## Required work
Each entry must be copied exactly, without omission.

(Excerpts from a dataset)
┏━━

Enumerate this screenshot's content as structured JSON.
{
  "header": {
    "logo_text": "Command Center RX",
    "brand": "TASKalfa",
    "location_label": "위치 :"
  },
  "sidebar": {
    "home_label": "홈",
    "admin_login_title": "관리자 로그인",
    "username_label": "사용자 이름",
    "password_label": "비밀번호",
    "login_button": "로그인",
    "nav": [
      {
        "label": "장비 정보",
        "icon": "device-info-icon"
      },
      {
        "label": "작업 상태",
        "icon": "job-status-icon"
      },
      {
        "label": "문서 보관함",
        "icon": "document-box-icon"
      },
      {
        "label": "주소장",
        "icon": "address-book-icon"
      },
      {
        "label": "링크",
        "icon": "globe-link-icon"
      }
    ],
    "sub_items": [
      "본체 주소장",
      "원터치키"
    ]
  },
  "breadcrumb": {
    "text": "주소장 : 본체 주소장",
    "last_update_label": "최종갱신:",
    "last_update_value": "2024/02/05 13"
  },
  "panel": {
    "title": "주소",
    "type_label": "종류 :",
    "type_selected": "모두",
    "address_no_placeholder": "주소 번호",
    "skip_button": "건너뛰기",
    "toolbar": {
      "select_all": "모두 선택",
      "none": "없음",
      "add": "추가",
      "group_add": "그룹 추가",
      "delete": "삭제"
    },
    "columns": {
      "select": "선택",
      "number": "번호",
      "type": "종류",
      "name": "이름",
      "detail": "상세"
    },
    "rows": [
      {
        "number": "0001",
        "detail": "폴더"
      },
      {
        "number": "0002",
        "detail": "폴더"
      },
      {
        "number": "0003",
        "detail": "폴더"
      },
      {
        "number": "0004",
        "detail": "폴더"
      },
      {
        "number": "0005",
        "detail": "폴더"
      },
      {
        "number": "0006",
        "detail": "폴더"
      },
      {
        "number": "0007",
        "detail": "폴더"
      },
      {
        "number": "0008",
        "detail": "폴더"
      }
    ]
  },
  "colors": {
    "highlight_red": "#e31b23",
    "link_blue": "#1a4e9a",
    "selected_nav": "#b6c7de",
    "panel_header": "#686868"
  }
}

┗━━

## Task response
Enumerate this screenshot's content as structured JSON.
{
  "header": {
    "logo_text": "Command Center RX",
    "brand": "TASKalfa",
    "location_label": "위치 :"
  },
  "sidebar": {
    "home_label": "홈",
    "admin_login_title": "관리자 로그인",
    "username_label": "사용자 이름",
    "password_label": "비밀번호",
    "login_button": "로그인",
    "nav": [
      {
        "label": "장비 정보",
        "icon": "device-info-icon"
      },
      {
        "label": "작업 상태",
        "icon": "job-status-icon"
      },
      {
        "label": "문서 보관함",
        "icon": "document-box-icon"
      },
      {
        "label": "주소장",
        "icon": "address-book-icon"
      },
      {
        "label": "링크",
        "icon": "globe-link-icon"
      }
    ],
    "sub_items": [
      "본체 주소장",
      "원터치키"
    ]
  },
  "breadcrumb": {
    "text": "주소장 : 본체 주소장",
    "last_update_label": "최종갱신:",
    "last_update_value": "2024/02/05 13"
  },
  "panel": {
    "title": "주소",
    "type_label": "종류 :",
    "type_selected": "모두",
    "address_no_placeholder": "주소 번호",
    "skip_button": "건너뛰기",
    "toolbar": {
      "select_all": "모두 선택",
      "none": "없음",
      "add": "추가",
      "group_add": "그룹 추가",
      "delete": "삭제"
    },
    "columns": {
      "select": "선택",
      "number": "번호",
      "type": "종류",
      "name": "이름",
      "detail": "상세"
    },
    "rows": [
      {
        "number": "0001",
        "detail": "폴더"
      },
      {
        "number": "0002",
        "detail": "폴더"
      },
      {
        "number": "0003",
        "detail": "폴더"
      },
      {
        "number": "0004",
        "detail": "폴더"
      },
      {
        "number": "0005",
        "detail": "폴더"
      },
      {
        "number": "0006",
        "detail": "폴더"
      },
      {
        "number": "0007",
        "detail": "폴더"
      },
      {
        "number": "0008",
        "detail": "폴더"
      }
    ]
  },
  "colors": {
    "highlight_red": "#e31b23",
    "link_blue": "#1a4e9a",
    "selected_nav": "#b6c7de",
    "panel_header": "#686868"
  }
}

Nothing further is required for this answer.